DUP_RECORD_EXISTS: When a row in the EIM table matches rows already existing in the destination tables, it's marked as DUP_RECORD_EXISTS. It's important to note that a row may have duplicates in the target base table but not in other destination base tables. In such cases, EIM adds the new relationship (like a child or intersection table) in the different destination base tables and does not mark the EIM table row as duplicates.

DUP_RECORD_IN_EIM_TBL: This status is assigned to a row that was eliminated because it's a duplicate, having the same user key as another row in the EIM table with the same batch number. The record with the minimum ROW_ID is processed, and the other documents with the same user key are marked as DUP_RECORD_IN_EIM_TBL. DUP_RECORD_EXISTS status indicates that the same record exists in the base table, whereas DUP_RECORD_IN_EIM_TBL status means multiple EIM table records with the same user fundamental values.

FOREIGN_KEY: This status is given when a required foreign key column in the target table cannot be resolved during import. It signifies an issue with linking the data to related tables.

IMPORTED: A row marked as IMPORTED has been successfully processed against all its destination base tables. This status is set after the import process is completed.

IMPORT_REJECTED: If a user-specified filter query fails for a particular row, it's assigned the IMPORT_REJECTED status. This means that the row did not meet the criteria set by the filter query.

IN_PROGRESS: EIM initially sets IF_ROW_STAT to this value for all rows in the batch. Suppose any rows still have this status value after EIM finishes processing. In that case, it indicates a failure that aborted the processing for that table.

NON_UNIQUE_UKEYS: This status is used when the user key specified for the table is not unique according to the user key specifications. It suggests that there might be issues with the uniqueness of the data.

PARTIALLY_IMPORTED: A row with this status didn't fail for the target table (although it may have been a duplicate) but did fail during the processing of a secondary base table. It implies that the import process encountered issues related to related tables.

PICKLIST_VALUE: When a required picklist value in the target table can't be resolved, this status is assigned. It typically occurs for NULL or invalid bounded picklist values.

REQUIRED_COLS: If one or more required columns for the target table were found to be NULL during import, the row is marked with this status. This can happen when user key columns are missing or inserting new rows.

ROLLBACK: EIM assigns this status when it encounters an error, such as an SQL database failure, and rolls back the transaction. It's used when the ROLLBACK ON ERROR setting is set to TRUE.

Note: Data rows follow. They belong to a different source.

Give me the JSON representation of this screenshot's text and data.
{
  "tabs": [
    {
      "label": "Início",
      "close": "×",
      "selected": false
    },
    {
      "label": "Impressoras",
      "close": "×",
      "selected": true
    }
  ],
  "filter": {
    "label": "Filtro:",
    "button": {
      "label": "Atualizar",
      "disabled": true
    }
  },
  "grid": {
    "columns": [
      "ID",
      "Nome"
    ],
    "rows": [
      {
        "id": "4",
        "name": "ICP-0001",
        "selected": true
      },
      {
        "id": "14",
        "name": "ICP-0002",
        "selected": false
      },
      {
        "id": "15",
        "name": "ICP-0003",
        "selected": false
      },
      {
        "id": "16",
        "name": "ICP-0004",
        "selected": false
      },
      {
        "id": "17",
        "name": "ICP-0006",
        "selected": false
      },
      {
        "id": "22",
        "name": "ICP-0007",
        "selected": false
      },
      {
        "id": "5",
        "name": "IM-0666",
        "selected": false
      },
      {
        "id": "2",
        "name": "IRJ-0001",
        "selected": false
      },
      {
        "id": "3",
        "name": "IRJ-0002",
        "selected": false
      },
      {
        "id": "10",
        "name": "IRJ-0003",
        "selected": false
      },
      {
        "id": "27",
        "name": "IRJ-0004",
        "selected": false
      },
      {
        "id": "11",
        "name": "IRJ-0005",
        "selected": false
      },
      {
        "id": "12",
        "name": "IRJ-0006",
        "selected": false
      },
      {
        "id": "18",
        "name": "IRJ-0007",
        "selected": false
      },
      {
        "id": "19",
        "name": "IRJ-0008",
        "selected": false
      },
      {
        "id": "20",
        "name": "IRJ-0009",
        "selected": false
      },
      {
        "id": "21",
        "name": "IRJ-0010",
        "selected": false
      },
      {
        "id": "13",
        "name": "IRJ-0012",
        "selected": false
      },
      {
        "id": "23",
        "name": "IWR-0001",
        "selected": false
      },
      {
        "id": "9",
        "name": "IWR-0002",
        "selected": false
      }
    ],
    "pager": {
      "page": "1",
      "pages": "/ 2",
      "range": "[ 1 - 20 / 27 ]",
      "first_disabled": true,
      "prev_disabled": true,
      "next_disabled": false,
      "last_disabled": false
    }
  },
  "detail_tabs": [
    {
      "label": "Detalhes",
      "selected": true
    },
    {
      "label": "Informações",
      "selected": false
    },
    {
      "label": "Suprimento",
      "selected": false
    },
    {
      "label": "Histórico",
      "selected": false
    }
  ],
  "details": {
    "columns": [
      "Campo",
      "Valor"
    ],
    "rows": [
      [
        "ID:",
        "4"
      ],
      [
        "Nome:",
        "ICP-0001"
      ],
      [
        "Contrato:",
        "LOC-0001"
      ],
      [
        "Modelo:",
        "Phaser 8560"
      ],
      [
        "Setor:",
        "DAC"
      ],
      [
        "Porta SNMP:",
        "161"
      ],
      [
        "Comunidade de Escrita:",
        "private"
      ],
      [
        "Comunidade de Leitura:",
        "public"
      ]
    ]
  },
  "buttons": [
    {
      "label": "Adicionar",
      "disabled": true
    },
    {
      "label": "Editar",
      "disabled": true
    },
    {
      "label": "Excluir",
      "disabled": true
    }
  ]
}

SQL_ERROR: If an SQL error occurs while attempting to import a row, it's assigned the SQL_ERROR status. This often happens for rows processed when Enable Transaction Logging is set to TRUE, indicating an issue with database operations.